Search the data for the word "JSON". Reproduce every line where it is found.
--- START ---
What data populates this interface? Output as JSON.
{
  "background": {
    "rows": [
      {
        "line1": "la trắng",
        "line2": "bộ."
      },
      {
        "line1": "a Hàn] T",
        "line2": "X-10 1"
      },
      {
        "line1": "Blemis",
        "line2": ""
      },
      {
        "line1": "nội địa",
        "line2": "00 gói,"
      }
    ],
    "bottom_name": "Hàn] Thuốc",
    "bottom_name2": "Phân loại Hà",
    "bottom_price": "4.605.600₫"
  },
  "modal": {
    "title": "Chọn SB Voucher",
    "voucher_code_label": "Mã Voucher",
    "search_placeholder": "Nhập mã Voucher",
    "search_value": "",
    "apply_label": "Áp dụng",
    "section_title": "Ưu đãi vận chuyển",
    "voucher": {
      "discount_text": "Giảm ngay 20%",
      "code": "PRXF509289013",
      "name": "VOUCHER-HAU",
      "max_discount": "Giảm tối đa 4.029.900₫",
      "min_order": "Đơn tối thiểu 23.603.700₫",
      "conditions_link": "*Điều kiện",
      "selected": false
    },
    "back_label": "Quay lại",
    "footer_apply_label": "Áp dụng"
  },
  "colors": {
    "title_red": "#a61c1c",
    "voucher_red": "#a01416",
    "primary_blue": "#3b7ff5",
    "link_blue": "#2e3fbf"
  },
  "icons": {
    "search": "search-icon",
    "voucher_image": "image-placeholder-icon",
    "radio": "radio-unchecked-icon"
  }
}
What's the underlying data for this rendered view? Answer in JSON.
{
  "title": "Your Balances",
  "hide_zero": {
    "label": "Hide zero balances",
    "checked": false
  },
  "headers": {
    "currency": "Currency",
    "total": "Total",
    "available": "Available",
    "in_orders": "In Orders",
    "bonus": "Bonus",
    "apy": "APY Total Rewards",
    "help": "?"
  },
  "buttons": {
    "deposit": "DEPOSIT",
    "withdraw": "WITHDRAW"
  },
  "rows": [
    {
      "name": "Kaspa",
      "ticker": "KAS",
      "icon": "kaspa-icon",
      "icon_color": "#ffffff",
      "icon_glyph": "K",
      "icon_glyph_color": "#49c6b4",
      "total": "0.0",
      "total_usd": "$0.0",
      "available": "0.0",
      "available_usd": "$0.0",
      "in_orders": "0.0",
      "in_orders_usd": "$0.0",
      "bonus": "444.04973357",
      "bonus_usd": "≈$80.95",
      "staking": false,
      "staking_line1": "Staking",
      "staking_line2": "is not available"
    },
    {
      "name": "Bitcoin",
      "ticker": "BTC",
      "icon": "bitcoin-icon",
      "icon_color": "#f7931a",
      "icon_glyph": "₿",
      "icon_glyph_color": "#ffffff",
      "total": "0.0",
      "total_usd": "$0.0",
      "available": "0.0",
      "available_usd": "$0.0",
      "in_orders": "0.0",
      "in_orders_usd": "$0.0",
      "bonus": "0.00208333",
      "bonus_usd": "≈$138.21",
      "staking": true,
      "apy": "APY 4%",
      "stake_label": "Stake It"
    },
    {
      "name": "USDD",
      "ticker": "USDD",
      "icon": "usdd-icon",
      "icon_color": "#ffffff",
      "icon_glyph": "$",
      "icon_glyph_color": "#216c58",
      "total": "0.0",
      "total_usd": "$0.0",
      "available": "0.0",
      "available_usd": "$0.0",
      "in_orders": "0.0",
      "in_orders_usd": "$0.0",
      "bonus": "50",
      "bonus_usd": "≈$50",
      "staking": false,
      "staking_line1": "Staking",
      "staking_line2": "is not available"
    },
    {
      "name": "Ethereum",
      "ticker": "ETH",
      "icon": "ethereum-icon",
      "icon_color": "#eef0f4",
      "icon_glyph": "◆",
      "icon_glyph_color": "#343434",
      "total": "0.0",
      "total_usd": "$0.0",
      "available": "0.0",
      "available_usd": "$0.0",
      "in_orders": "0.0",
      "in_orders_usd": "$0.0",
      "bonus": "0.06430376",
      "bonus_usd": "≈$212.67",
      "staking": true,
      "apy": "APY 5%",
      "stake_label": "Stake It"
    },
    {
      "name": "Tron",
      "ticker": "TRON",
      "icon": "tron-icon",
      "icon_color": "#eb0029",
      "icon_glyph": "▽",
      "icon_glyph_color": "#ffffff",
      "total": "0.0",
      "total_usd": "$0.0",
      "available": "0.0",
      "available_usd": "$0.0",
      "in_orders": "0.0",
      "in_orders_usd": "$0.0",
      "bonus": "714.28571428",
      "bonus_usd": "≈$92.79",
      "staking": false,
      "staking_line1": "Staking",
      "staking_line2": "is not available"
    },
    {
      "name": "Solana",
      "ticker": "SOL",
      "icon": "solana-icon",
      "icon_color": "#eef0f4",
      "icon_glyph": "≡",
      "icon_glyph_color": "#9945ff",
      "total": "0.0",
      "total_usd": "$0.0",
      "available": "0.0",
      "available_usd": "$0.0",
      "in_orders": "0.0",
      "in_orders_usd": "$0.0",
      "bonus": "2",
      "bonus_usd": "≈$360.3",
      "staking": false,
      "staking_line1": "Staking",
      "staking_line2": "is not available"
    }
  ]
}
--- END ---
Answer section.
What data populates this interface? Output as JSON.
What's the underlying data for this rendered view? Answer in JSON.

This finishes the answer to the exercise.